• The technical program provides a means to learn about some of the emerging exploration plays and new developments in the geosciences;
• There are numerous occasions for building and maintaining a professional network;
• Opportunities exist to present my work and have it vetted by peers.
This year, once again, the annual convention will be held in Houston and the Houston Geological Society will be acting as host. The technical program is quite robust and should provide those new to the industry an opportunity to begin building a strong technical foundation.
For those of us that have been around for a few years, there is the opportunity to see what is new and how things have changed. Just consider unconventional resources. A few years ago no one considered fine-grained rocks to be potentially exploitable reservoirs. They were considered source rocks and seals, but not reservoirs. Today, we view these rocks as complete petroleum systems. Concepts in geoscience are rapidly evolving and in a world of low natural gas prices we need to exploit these resources with a scalpel and not a machete. Our work requires a better understanding of where the core producing areas are and the stratigraphic position of the “sweet spot,” as well as the controls on both, and where the hydrocarbons are stored and ultimately how we can maximize production. These unconventional resources will be one of the eleven technical themes of this year’s convention. If the past is any guide to the future, this year’s meeting will also be an excellent networking opportunity. The last AAPG meeting in Houston was attended by more than 8100 attendees and this number may be exceeded this year. Use time between talks, during coffee breaks and lunch, at the many social events and in the exhibition hall to network. Meet new people working in your field and renew contacts face-to-face. We must all remember that a network is more than a connection on LinkedIn. An effective network requires nurturing, which means occasional face-to-face connections, phone calls, and emails. There is no better time for those face-to-face meetings than this year’s convention, and I will be scrambling to touch base with those in my personal network that has developed over the past few decades. A number of the contacts that I have made and nurtured at AAPG have over the years become friends and collaborators. They have provided data, technical reviews, and have helped with an interpretation of a unique dataset every once in a while.
I will also be presenting a paper at this year’s meeting. Early in my career, my reason for presenting at AAPG was to help establish my professional standing and to receive external feedback. I wanted to ensure that my thoughts, concepts, and beliefs were not too inwardly focused and limited by corporate needs and wants. Today, I believe that my professional standing has been established, but I still remain interested in having my work vetted. The program for this year has been set, but there will be opportunities to present at next year’s meeting in Denver or at the 100th Anniversary Convention in 2017 back here in Houston.

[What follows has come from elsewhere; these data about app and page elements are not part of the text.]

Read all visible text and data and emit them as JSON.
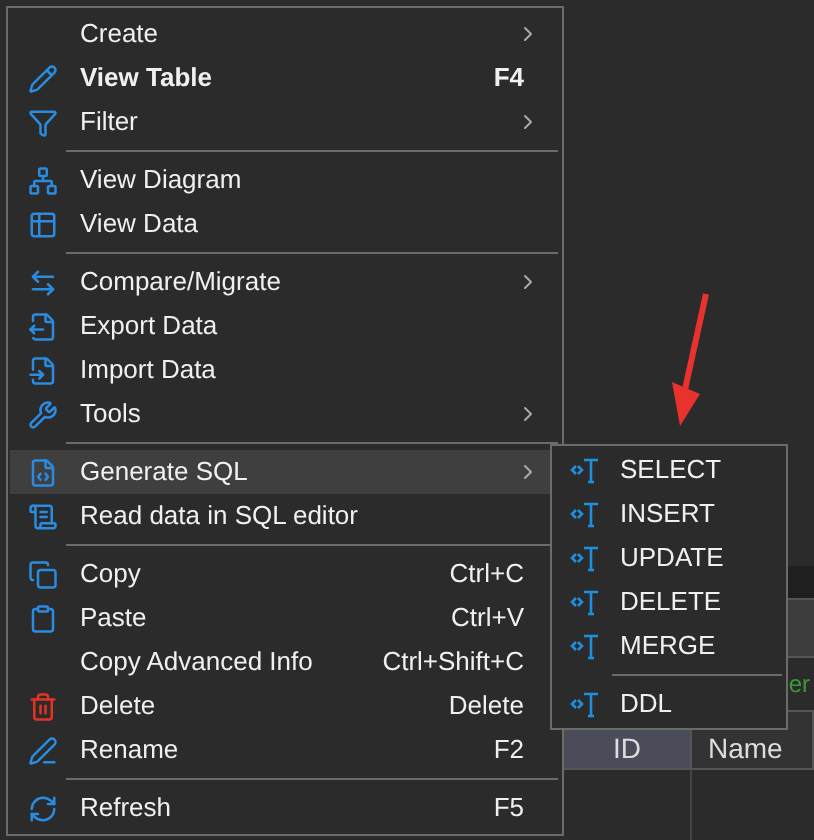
{
  "background": {
    "filter_hint": "er",
    "columns": [
      {
        "label": "ID",
        "selected": true
      },
      {
        "label": "Name",
        "selected": false
      }
    ]
  },
  "context_menu": {
    "groups": [
      [
        {
          "label": "Create",
          "has_submenu": true,
          "default": false,
          "selected": false
        },
        {
          "label": "View Table",
          "shortcut": "F4",
          "has_submenu": false,
          "default": true,
          "selected": false
        },
        {
          "label": "Filter",
          "has_submenu": true,
          "default": false,
          "selected": false
        }
      ],
      [
        {
          "label": "View Diagram",
          "has_submenu": false,
          "default": false,
          "selected": false
        },
        {
          "label": "View Data",
          "has_submenu": false,
          "default": false,
          "selected": false
        }
      ],
      [
        {
          "label": "Compare/Migrate",
          "has_submenu": true,
          "default": false,
          "selected": false
        },
        {
          "label": "Export Data",
          "has_submenu": false,
          "default": false,
          "selected": false
        },
        {
          "label": "Import Data",
          "has_submenu": false,
          "default": false,
          "selected": false
        },
        {
          "label": "Tools",
          "has_submenu": true,
          "default": false,
          "selected": false
        }
      ],
      [
        {
          "label": "Generate SQL",
          "has_submenu": true,
          "default": false,
          "selected": true
        },
        {
          "label": "Read data in SQL editor",
          "has_submenu": false,
          "default": false,
          "selected": false
        }
      ],
      [
        {
          "label": "Copy",
          "shortcut": "Ctrl+C",
          "has_submenu": false,
          "default": false,
          "selected": false
        },
        {
          "label": "Paste",
          "shortcut": "Ctrl+V",
          "has_submenu": false,
          "default": false,
          "selected": false
        },
        {
          "label": "Copy Advanced Info",
          "shortcut": "Ctrl+Shift+C",
          "has_submenu": false,
          "default": false,
          "selected": false
        },
        {
          "label": "Delete",
          "shortcut": "Delete",
          "has_submenu": false,
          "default": false,
          "selected": false
        },
        {
          "label": "Rename",
          "shortcut": "F2",
          "has_submenu": false,
          "default": false,
          "selected": false
        }
      ],
      [
        {
          "label": "Refresh",
          "shortcut": "F5",
          "has_submenu": false,
          "default": false,
          "selected": false
        }
      ]
    ]
  },
  "submenu": {
    "groups": [
      [
        {
          "label": "SELECT"
        },
        {
          "label": "INSERT"
        },
        {
          "label": "UPDATE"
        },
        {
          "label": "DELETE"
        },
        {
          "label": "MERGE"
        }
      ],
      [
        {
          "label": "DDL"
        }
      ]
    ]
  }
}
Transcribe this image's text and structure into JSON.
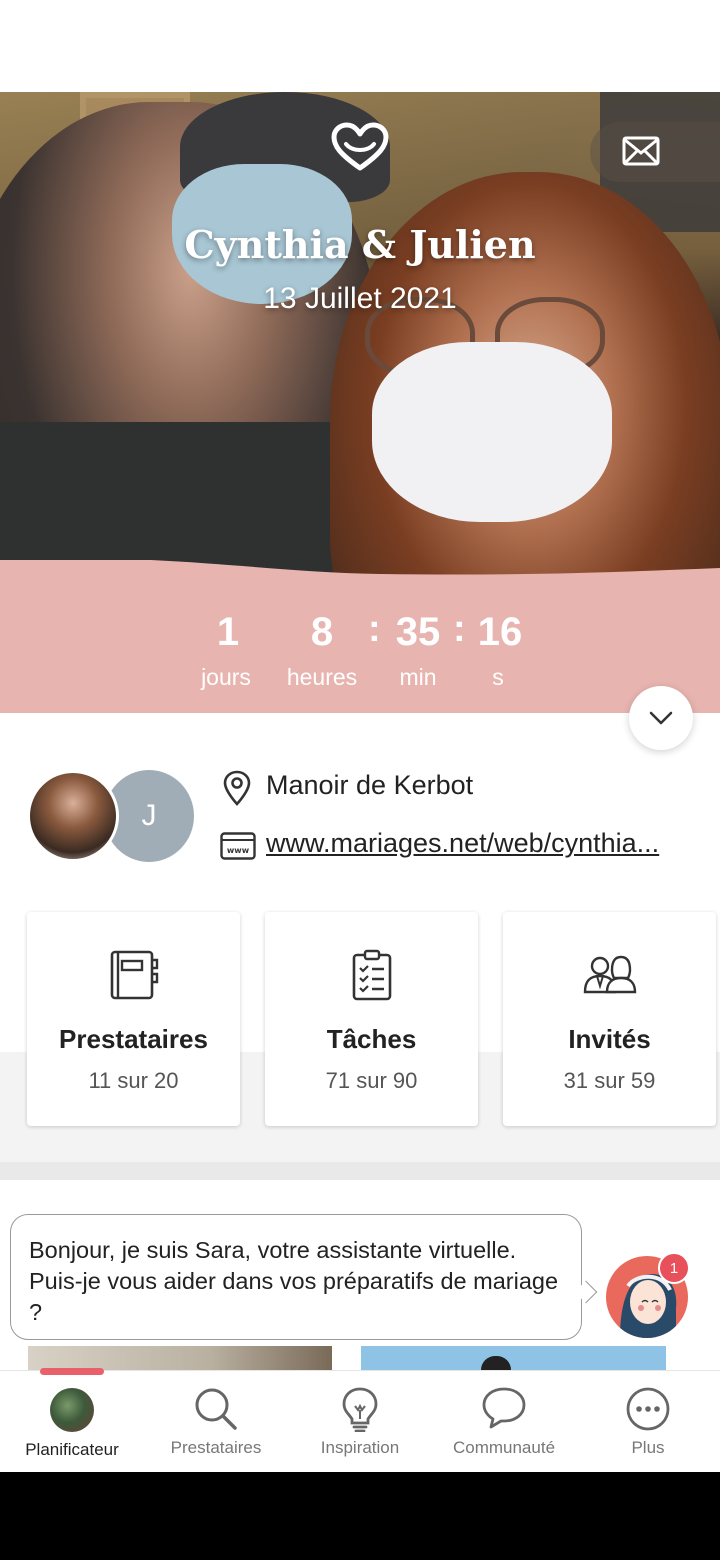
{
  "header": {
    "couple_name": "Cynthia & Julien",
    "wedding_date": "13 Juillet 2021"
  },
  "countdown": {
    "days": "1",
    "days_label": "jours",
    "hours": "8",
    "hours_label": "heures",
    "separator": ":",
    "minutes": "35",
    "minutes_label": "min",
    "seconds": "16",
    "seconds_label": "s"
  },
  "profile": {
    "groom_initial": "J",
    "venue": "Manoir de Kerbot",
    "website": "www.mariages.net/web/cynthia..."
  },
  "cards": [
    {
      "title": "Prestataires",
      "count": "11 sur 20",
      "icon": "notebook-icon"
    },
    {
      "title": "Tâches",
      "count": "71 sur 90",
      "icon": "checklist-icon"
    },
    {
      "title": "Invités",
      "count": "31 sur 59",
      "icon": "guests-icon"
    }
  ],
  "assistant": {
    "message": "Bonjour, je suis Sara, votre assistante virtuelle. Puis-je vous aider dans vos préparatifs de mariage ?",
    "badge": "1"
  },
  "tabs": [
    {
      "label": "Planificateur",
      "icon": "avatar-icon",
      "active": true
    },
    {
      "label": "Prestataires",
      "icon": "search-icon"
    },
    {
      "label": "Inspiration",
      "icon": "lightbulb-icon"
    },
    {
      "label": "Communauté",
      "icon": "chat-bubble-icon"
    },
    {
      "label": "Plus",
      "icon": "more-icon"
    }
  ],
  "colors": {
    "accent_pink": "#e8b4b0",
    "tab_indicator": "#e8616a",
    "badge": "#e8505b"
  }
}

I strongly recommend that you register for this year’s convention. If you can’t break away from the office for the three days of the meeting, carefully review the program and pick a day to attend. All of us can find at least one day to attend this meeting. Professional conferences and conventions should truly be considered work and be part of one’s development.

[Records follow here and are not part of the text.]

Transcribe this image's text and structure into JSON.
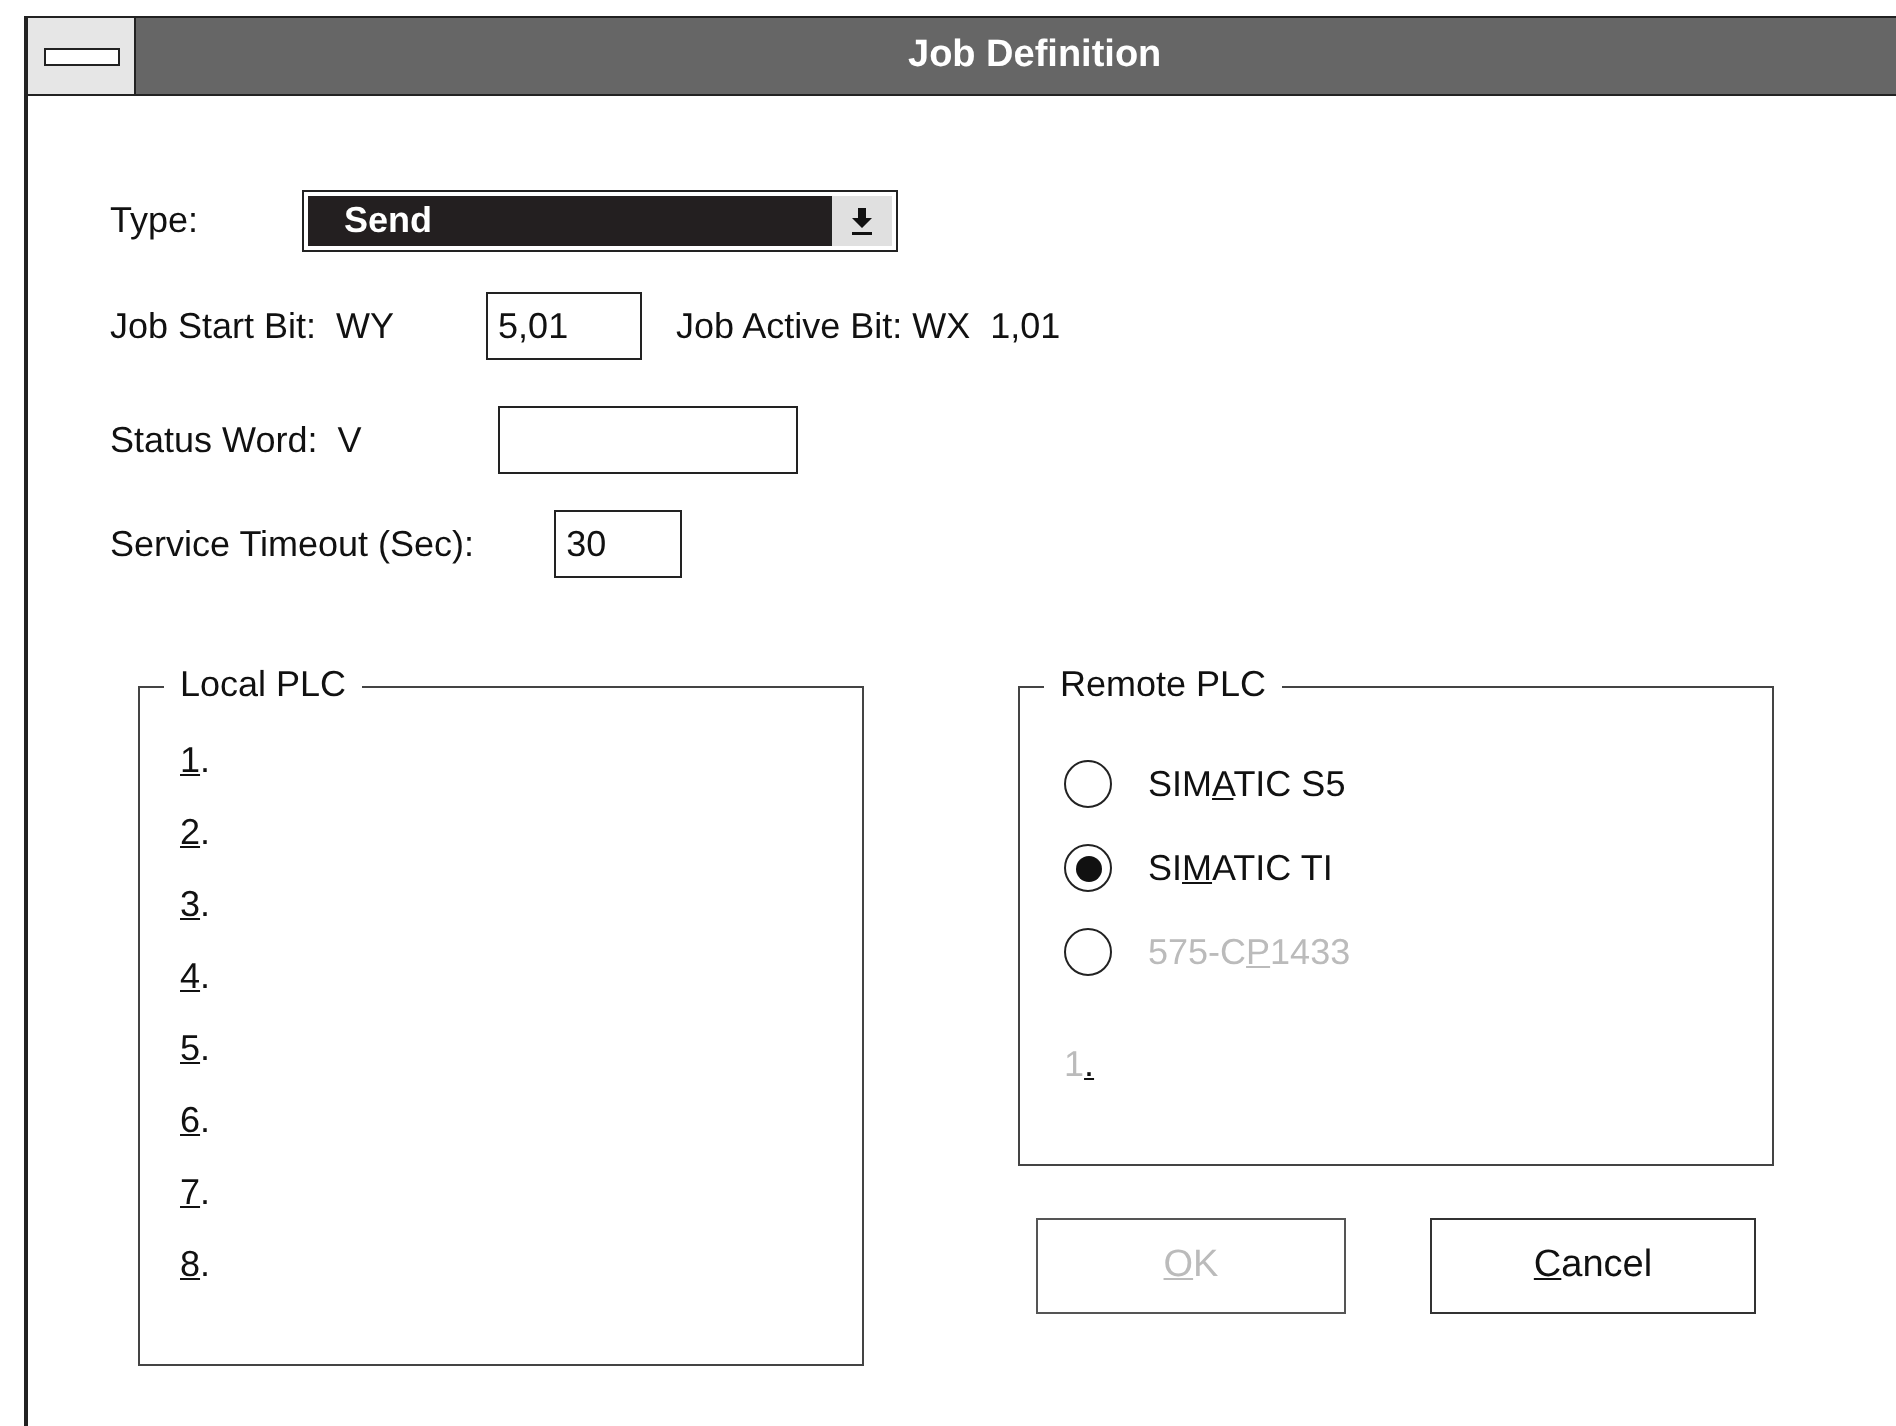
{
  "window": {
    "title": "Job Definition"
  },
  "type_field": {
    "label": "Type:",
    "value": "Send"
  },
  "job_start_bit": {
    "label": "Job Start Bit:  WY",
    "value": "5,01"
  },
  "job_active_bit": {
    "label": "Job Active Bit: WX  1,01"
  },
  "status_word": {
    "label": "Status Word:  V"
  },
  "service_timeout": {
    "label": "Service Timeout (Sec):",
    "value": "30"
  },
  "local_plc": {
    "title": "Local PLC",
    "items": [
      {
        "label": {
          "key": "1",
          "post": "."
        }
      },
      {
        "label": {
          "key": "2",
          "post": "."
        }
      },
      {
        "label": {
          "key": "3",
          "post": "."
        }
      },
      {
        "label": {
          "key": "4",
          "post": "."
        }
      },
      {
        "label": {
          "key": "5",
          "post": "."
        }
      },
      {
        "label": {
          "key": "6",
          "post": "."
        }
      },
      {
        "label": {
          "key": "7",
          "post": "."
        }
      },
      {
        "label": {
          "key": "8",
          "post": "."
        }
      }
    ]
  },
  "remote_plc": {
    "title": "Remote PLC",
    "options": [
      {
        "label": {
          "pre": "SIM",
          "key": "A",
          "post": "TIC S5"
        },
        "selected": false,
        "disabled": false
      },
      {
        "label": {
          "pre": "SI",
          "key": "M",
          "post": "ATIC TI"
        },
        "selected": true,
        "disabled": false
      },
      {
        "label": {
          "pre": "575-C",
          "key": "P",
          "post": "1433"
        },
        "selected": false,
        "disabled": true
      }
    ],
    "entry": {
      "label": {
        "pre": "1",
        "key": "."
      },
      "disabled": true
    }
  },
  "buttons": [
    {
      "label": {
        "key": "O",
        "post": "K"
      },
      "disabled": true
    },
    {
      "label": {
        "key": "C",
        "post": "ancel"
      },
      "disabled": false
    }
  ]
}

There is more than AAPG for you to consider this month. The HGS Board has started considering awards and honors that will be presented this coming June. We have ideas but would like to hear from you. Are there members of the Society that you believe have contributed to the organization, the science, or the community? Send the Board a brief note letting us know who you believe should be recognized by the organization and why. At our January Board meeting, we decided to explore the idea of new awards so please don’t feel constrained by actions of prior boards. Remember, professional recognition is important.
Hoping to see you at the George R. Brown Convention Center in April.
Until next time...